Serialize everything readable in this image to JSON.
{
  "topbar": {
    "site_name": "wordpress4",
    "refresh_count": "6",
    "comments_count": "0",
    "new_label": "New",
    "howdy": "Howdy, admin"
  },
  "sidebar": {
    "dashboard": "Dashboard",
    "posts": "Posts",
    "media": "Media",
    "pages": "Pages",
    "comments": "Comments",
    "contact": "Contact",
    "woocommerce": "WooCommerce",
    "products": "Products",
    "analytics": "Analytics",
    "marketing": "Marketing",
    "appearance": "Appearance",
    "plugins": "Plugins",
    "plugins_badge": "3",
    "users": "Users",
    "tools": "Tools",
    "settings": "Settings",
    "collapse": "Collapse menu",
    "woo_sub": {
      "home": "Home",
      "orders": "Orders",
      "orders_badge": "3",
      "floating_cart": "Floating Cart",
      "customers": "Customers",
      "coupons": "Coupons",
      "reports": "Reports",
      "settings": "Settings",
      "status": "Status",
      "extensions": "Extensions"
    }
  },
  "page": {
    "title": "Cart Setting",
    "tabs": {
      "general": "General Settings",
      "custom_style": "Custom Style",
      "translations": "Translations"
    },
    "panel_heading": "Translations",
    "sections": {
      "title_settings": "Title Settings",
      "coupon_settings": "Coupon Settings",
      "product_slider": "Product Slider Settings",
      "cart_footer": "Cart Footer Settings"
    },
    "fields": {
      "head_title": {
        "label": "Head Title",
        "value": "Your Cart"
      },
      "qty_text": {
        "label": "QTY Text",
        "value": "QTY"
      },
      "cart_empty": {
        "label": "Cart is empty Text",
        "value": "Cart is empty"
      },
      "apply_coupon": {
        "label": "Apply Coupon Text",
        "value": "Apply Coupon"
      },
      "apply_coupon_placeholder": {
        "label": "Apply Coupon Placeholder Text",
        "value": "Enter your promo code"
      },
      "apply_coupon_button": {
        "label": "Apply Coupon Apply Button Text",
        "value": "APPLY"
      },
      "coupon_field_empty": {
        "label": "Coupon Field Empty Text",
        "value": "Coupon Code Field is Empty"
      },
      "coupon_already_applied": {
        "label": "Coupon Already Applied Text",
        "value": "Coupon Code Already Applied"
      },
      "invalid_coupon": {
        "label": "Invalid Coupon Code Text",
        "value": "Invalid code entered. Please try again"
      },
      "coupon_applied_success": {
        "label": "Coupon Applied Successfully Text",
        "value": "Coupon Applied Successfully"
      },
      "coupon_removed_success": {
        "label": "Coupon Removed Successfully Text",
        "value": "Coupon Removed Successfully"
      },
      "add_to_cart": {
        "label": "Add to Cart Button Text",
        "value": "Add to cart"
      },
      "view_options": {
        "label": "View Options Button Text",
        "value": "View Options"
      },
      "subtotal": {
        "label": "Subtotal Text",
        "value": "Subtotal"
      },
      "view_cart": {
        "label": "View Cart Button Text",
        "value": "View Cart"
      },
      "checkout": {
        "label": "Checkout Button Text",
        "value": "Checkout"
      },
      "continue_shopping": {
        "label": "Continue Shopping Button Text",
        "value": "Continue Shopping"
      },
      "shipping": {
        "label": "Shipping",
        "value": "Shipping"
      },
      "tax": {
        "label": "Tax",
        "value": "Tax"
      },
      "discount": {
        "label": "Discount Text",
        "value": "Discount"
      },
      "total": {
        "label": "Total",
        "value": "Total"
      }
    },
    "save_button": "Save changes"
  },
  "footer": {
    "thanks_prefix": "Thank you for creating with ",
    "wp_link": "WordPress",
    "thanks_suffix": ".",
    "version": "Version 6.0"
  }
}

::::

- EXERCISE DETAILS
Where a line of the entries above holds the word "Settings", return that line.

- SOLUTION TO THE PROBLEM
    "settings": "Settings",
      "settings": "Settings",
      "general": "General Settings",
      "title_settings": "Title Settings",
      "coupon_settings": "Coupon Settings",
      "product_slider": "Product Slider Settings",
      "cart_footer": "Cart Footer Settings"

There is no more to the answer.